Kelsey Hospital, United Hospital

Health Matters: Education and healthy habits — The secret sauce to preventing and treating diabetes

Diabetes educator Bobbi Kieff

November 19, 2019

Ben Franklin’s old adage, “an ounce of prevention is worth a pound of cure,” seems to fit perfectly when it comes to diabetes.

About 95% of people with diabetes have Type 2 diabetes, which can be prevented by simply eating right and staying active.

However, one out of three American adults – 84 million people – have prediabetes, meaning they’re at high risk of developing Type 2 diabetes. And nine out of 10 people with prediabetes don’t know they have it. But the good news is that prediabetes can actually be reversed. In fact, you can reduce your risk of getting Type 2 diabetes in half by making small, simple steps towards being more active, losing weight and eating healthy.

And you don’t have to do it alone.

Spectrum Health United and Kelsey hospitals offers comprehensive diabetes education support with one-on-one and group programs.  Meetings and classes offer area patients and residents an array of methods and tools to empower participants to make healthy lifestyle changes.

November is National Diabetes Awareness Month –a perfect time to bring awareness about the disease and let our communities know we are only a phone call away.

It’s also important to understand the difference between Type 1 and Type 2 diabetes. Type 1 diabetes, when your body doesn’t make enough insulin, accounts for only 5% of diagnosed cases of diabetes in adults. It can develop at any age, is often diagnosed under age 30, and there is no known way to prevent it. Type 2 diabetes is when the body can’t use insulin properly due to an unhealthy diet and little physical activity. With both types, treatment may include taking insulin, other oral medication, regularly checking blood sugar levels with a glucometer and developing healthy routines.
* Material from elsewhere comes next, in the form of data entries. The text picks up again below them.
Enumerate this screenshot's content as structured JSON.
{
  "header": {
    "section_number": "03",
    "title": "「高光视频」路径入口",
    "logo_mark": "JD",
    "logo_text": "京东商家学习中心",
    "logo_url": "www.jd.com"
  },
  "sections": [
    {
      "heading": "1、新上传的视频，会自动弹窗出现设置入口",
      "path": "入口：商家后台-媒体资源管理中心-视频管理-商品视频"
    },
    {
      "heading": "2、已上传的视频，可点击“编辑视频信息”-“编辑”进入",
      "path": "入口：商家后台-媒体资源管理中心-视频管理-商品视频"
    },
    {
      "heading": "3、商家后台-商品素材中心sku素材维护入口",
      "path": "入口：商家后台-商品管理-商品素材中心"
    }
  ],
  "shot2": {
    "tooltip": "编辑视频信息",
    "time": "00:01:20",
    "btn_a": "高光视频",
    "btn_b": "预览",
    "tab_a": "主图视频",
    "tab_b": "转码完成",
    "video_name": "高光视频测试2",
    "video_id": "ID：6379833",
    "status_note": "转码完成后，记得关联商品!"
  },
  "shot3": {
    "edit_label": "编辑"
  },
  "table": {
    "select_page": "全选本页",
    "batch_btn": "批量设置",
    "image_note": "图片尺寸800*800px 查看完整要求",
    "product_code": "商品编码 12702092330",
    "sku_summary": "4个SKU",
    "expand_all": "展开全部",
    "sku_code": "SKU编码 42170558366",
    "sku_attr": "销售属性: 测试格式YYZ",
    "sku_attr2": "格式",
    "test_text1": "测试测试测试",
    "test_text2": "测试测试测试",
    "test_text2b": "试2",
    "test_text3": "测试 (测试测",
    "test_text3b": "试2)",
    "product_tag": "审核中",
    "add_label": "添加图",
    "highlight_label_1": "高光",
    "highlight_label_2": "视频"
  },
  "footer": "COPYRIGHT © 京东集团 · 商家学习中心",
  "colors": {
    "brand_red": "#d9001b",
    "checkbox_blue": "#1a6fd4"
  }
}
Prediabetes is when your blood sugar level is higher than normal, but still not high enough to be diagnosed as Type 2 diabetes, typically a blood glucose level between 100-125 milligrams per deciliter.
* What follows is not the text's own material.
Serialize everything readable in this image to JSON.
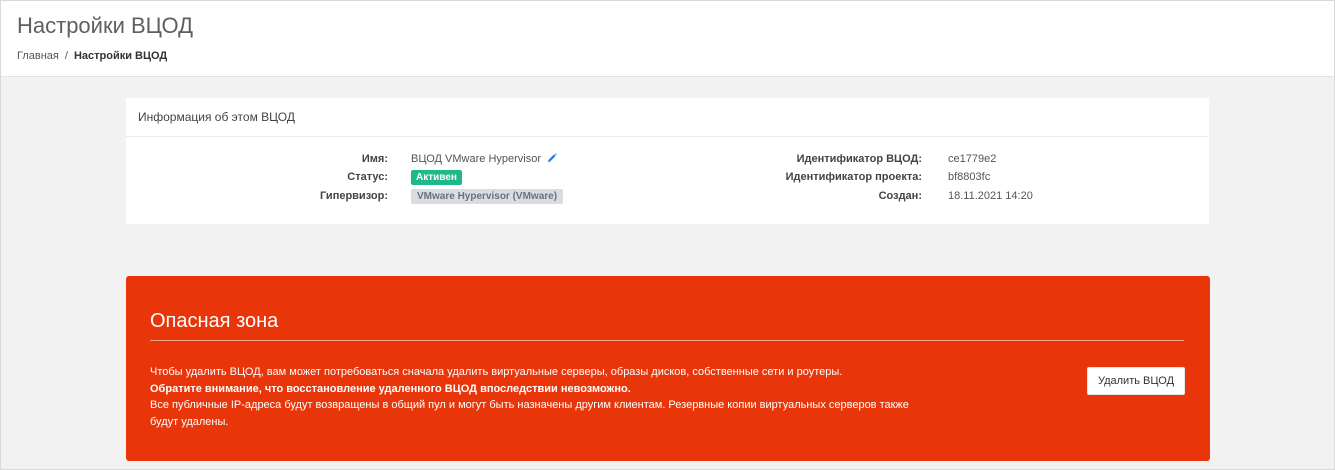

If someone were to tell you in five years you would be diagnosed with diabetes, would you take steps today to prevent it? The good news is that prediabetes is absolutely reversible. Prediabetes is largely caused by environmental factors such as lack of sleep, high stress, poor eating habits and inactivity. Each of these things are important to a healthy lifestyle, and we can help every step of the way.

Our diabetes education team offers free diabetes prevention classes in our Greenville United Lifestyles office every other month. We discuss goal setting, meal prepping, journaling, eating out, exercise and any challenges that come up along the way.

In addition, a more comprehensive, but still free, year-long diabetes prevention program is available where participants have goals to lose at least five to seven percent of their body weight and to exercise at least 150 minutes a week. Class members quickly bond into a group family of support and come together first weekly, then every other week, then monthly as the program progresses.

For those with diabetes, there is a series of diabetes self-management education classes offered every other month that is a covered benefit under most insurance plans. These four, approximately two-hour classes provide comprehensive diabetes education to help anyone manage their existing diabetes. Diabetes education is recommended at diagnosis, annually, when new factors influence self-management, and when transitions in care happen.

We also offer free support group classes every other month.

Medical nutrition therapy is also available for ongoing education with a registered dietician.

We recognize everyone’s experience with diabetes or prediabetes is unique, as is their home life, finances and personal support network – things that can impact their health goals.  We typically start with a one-on-one meeting to get to know and understand each person’s story, assess their current lifestyle, and discuss opportunities that will support them the best. We can also be a good liaison and advocate between patients and medical providers.

To register for any class or to get more information, please call us at 616.754.6185.

Bobbi Kieff is a diabetes educator with Spectrum Health United and Kelsey Hospitals. She has been with Spectrum Health for 14 years.

Spectrum Health, a not-for-profit, integrated health system, is committed to improving the health and wellness of our communities. We live our mission every day with 31,000 compassionate professionals, 4,300 medical staff experts, 3,300 committed volunteers and a health plan serving 1 million members. Our talented physicians and caregivers are privileged to offer a full continuum of care and wellness services to our communities through 14 hospitals, including Helen DeVos Children’s Hospital, 155 ambulatory sites and telehealth offerings. We pursue health care solutions for today and tomorrow that diversify our offerings. Locally-governed and based in Grand Rapids, Michigan, our health system provided $585 million in community benefit in fiscal year 2019. Thanks to the generosity of our communities, we received $30 million in philanthropy in the most recent fiscal year to support research, academics, innovation and clinical care. Spectrum Health has been recognized as one of the nation’s 15 Top Health Systems by Truven Health Analytics®, part of IBM Watson HealthTM.

Contact:
John Norton
Communications Specialist
Office: 231.592.4387
Mobile: 231.580.1079
Email: john.norton@spectrumhealth.org